Six-time Emmy-honored Linda Gartz is a documentary producer, author, blogger, educator, and archivist. Her documentaries and TV productions have been featured on ABC, NBC, CBS, PBS, and Investigation Discovery, syndicated nation-wide. Her educational videos include Begin with Love, hosted by Oprah Winfrey and Grandparenting, hosted by Maya Angelou. Gartz's articles and essays have been published in literary journals, online, and in local and national magazines and newspapers, including The Chicago Tribune. Born in Chicago, she studied at both Northwestern and the University of Munich, and has lived most of her adult life in Evanston, IL. She earned her B.A. and M.A.T. degrees from Northwestern.


An Amazon Best-Seller
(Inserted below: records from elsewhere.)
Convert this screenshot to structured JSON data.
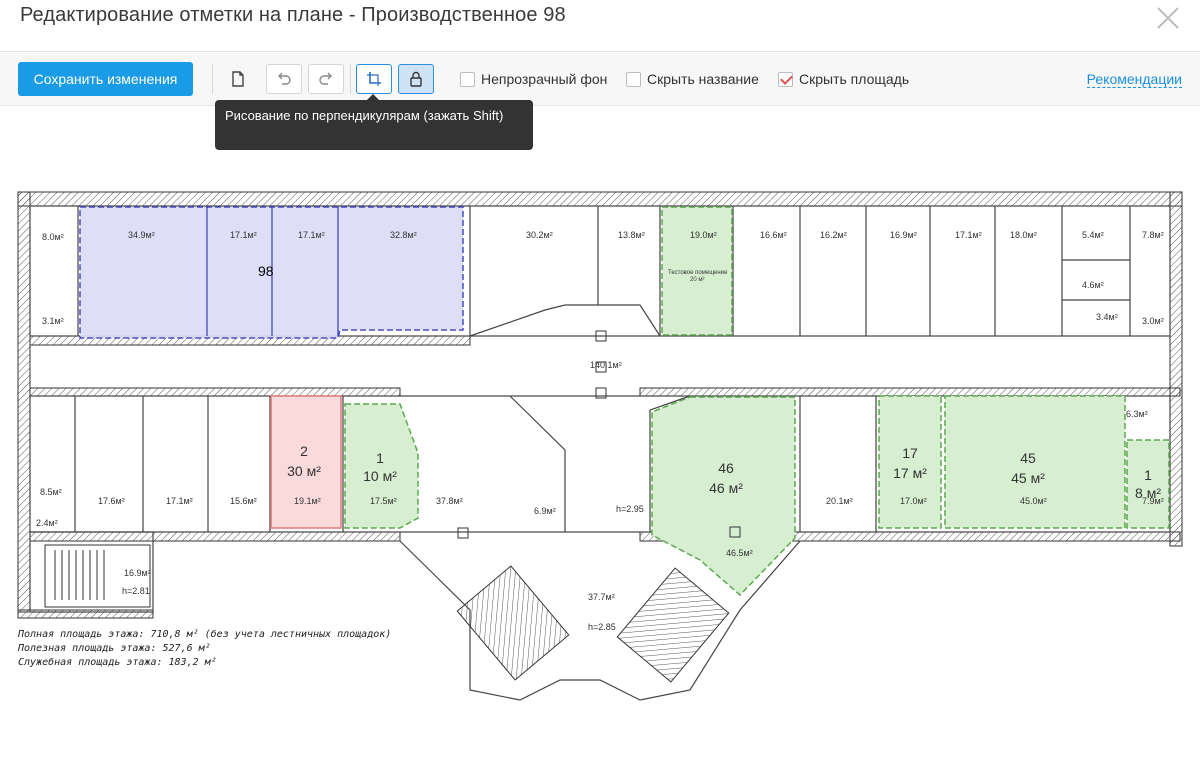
{
  "window": {
    "title": "Редактирование отметки на плане - Производственное 98"
  },
  "toolbar": {
    "save_label": "Сохранить изменения",
    "icons": {
      "new": "file-icon",
      "undo": "undo-icon",
      "redo": "redo-icon",
      "perpendicular": "perpendicular-draw-icon",
      "lock": "lock-icon"
    },
    "checkboxes": [
      {
        "label": "Непрозрачный фон",
        "checked": false
      },
      {
        "label": "Скрыть название",
        "checked": false
      },
      {
        "label": "Скрыть площадь",
        "checked": true
      }
    ],
    "recommendations": "Рекомендации"
  },
  "tooltip": {
    "text": "Рисование по перпендикулярам (зажать Shift)"
  },
  "plan": {
    "selected_label": "98",
    "rooms_top": [
      "8.0м²",
      "34.9м²",
      "17.1м²",
      "17.1м²",
      "32.8м²",
      "30.2м²",
      "13.8м²",
      "19.0м²",
      "16.6м²",
      "16.2м²",
      "16.9м²",
      "17.1м²",
      "18.0м²",
      "5.4м²",
      "7.8м²",
      "4.6м²",
      "3.4м²",
      "3.0м²",
      "3.1м²"
    ],
    "test_room_text": "Тестовое помещение",
    "test_room_sub": "20 м²",
    "corridor_area": "140.1м²",
    "rooms_bottom": [
      "8.5м²",
      "2.4м²",
      "17.6м²",
      "17.1м²",
      "15.6м²",
      "19.1м²",
      "17.5м²",
      "37.8м²",
      "6.9м²",
      "20.1м²",
      "17.0м²",
      "45.0м²",
      "7.9м²",
      "6.3м²",
      "16.9м²",
      "46.5м²"
    ],
    "heights": {
      "h1": "h=2.95",
      "h2": "h=2.85",
      "h3": "h=2.81"
    },
    "lobby_area": "37.7м²",
    "markers": [
      {
        "num": "2",
        "area": "30 м²",
        "color": "red"
      },
      {
        "num": "1",
        "area": "10 м²",
        "color": "green"
      },
      {
        "num": "46",
        "area": "46 м²",
        "color": "green"
      },
      {
        "num": "17",
        "area": "17 м²",
        "color": "green"
      },
      {
        "num": "45",
        "area": "45 м²",
        "color": "green"
      },
      {
        "num": "1",
        "area": "8 м²",
        "color": "green"
      }
    ],
    "legend": [
      "Полная площадь этажа: 710,8 м² (без учета лестничных площадок)",
      "Полезная площадь этажа: 527,6 м²",
      "Служебная площадь этажа: 183,2 м²"
    ]
  },
  "colors": {
    "accent": "#1a9be6",
    "blue_fill": "#dcdcf8",
    "blue_stroke": "#3a3fbf",
    "green_fill": "#d7efd0",
    "green_stroke": "#5aa94f",
    "red_fill": "#fadada",
    "red_stroke": "#e07a7a"
  }
}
2019 IPPY Silver Medal Winner in Autobiography/Memoir II (Coming of Age/Family Legacy/Travel)
2019 Chanticleer JOURNEY Book Awards First-Place Winner in Narrative Non-Fiction and Memoir
2019 Next Generation Indie Book Awards: Finalist in Current Events/Social Change
2019 Next Generation Indie Book Awards: Finalist in E-Book Non-fiction
2019 Eric Hoffer Award Finalist in The da Vinci Eye
2019 Foreword Indies Finalist in Adult Nonfiction--Family & Relationships
2019 Foreword Indies Finalist in Adult Nonfiction--Multicultural
2018 Readers' Favorites Book Awards Silver Medal in Non-Fiction--Social Issues
2018 International Book Awards Finalist in Multicultural Non-Fiction
2018 New York Book Festival Award: Honorable Mention, Biography/Autobiography
2018 Book of the Year, Nonfiction, Chicago Writers Association
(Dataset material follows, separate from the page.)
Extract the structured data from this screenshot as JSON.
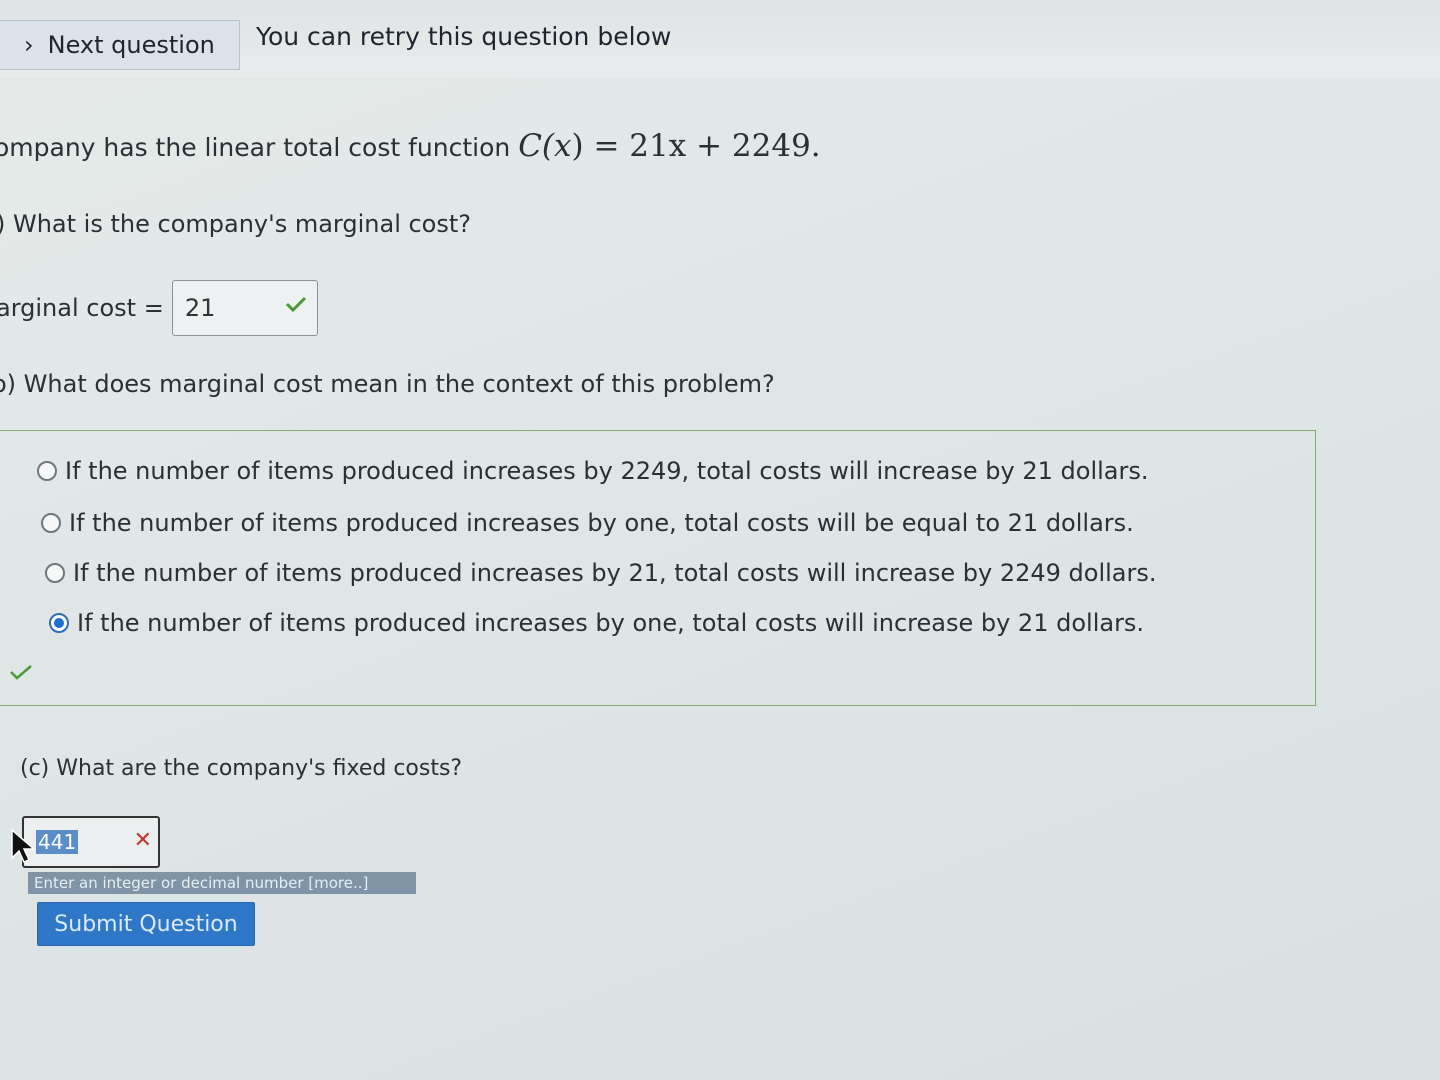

2018 Sarton Women's Book Awards finalist in Memoir

Redlined is now included in the Smithsonian Institution's libraries at the National Museum of African American History and Culture and the Smithsonian's National Museum of American History.

Editorial Reviews

"Linda Gartz's memoir Redlined offers a 'ringside seat to black/white race relations and the racist mortgage policies that help explain why this intractable social issue remains with us into the 21st century.'"
--The Atlantic

"A stunning debut memoir . . . . A rich remembrance of a captivating, transformative era in American history."
--Kirkus Reviews, starred review

". . . an exceptionally rich and readable memoir of family, change, and coming of age in the tumultuous 1960s."
--Foreword Clarion Reviews, Five Stars

"Redlined is absolutely riveting from cover to cover, all but impossible to put down."
--Midwest Book Review, Reviewer's Choice

"I didn't just love reading this memoir, I appreciated it. . . . Redlined is a beacon of enlightenment in our current American society. I finished Gartz's memoir feeling educated and hopeful."
--Readers' Favorite, Five Stars

"In this compelling journey into the depths of racism, Linda Gartz peels back the onion of America's original sin to a new level in a captivating personal story told through the lives of her Chicago family. Gartz probes the invisible web of oppression that affected both whites and blacks. Redlining destroyed the American dream without its victims even knowing it."
--Bill Kurtis, author of Bill Kurtis On Assignment and The Death Penalty on Trial: Crisis in American Justice, Peabody and Emmy Award-winner, news anchor for CBS Television network, and TV host for A&E

"Many watched from afar as Chicago and other major cities underwent rapid racial change in mid-twentieth century America. Linda Gartz lived it . . . with her sharp eye, excellent writing, and unique perspective, she brings this critical and turbulent period to life."
--Steve Fiffer, coauthor of Jimmie Lee & James: Two Lives, Two Deaths, and the Movement that Changed America

"Moving and empathetic, Linda Gartz's memoir illuminates the inner worlds of two generations of white working-class Chicagoans as the daughter of landlords who remained in a struggling black community long after their white neighbors had fled . . . a deeply humane perspective on [how] economic need, racism, and ideals of duty shaped the lives of urban white Americans in the twentieth century."
--Beryl Satter, Professor, Department of History, Rutgers University, and author of Each Mind a Kingdom: American Women, Sexual Purity, and the New Thought Movement, 1875-1920 and Family Properties: Race, Real Estate, and the Exploitation of Black Urban America

"Gartz's unflinching family memoir offers both intimacy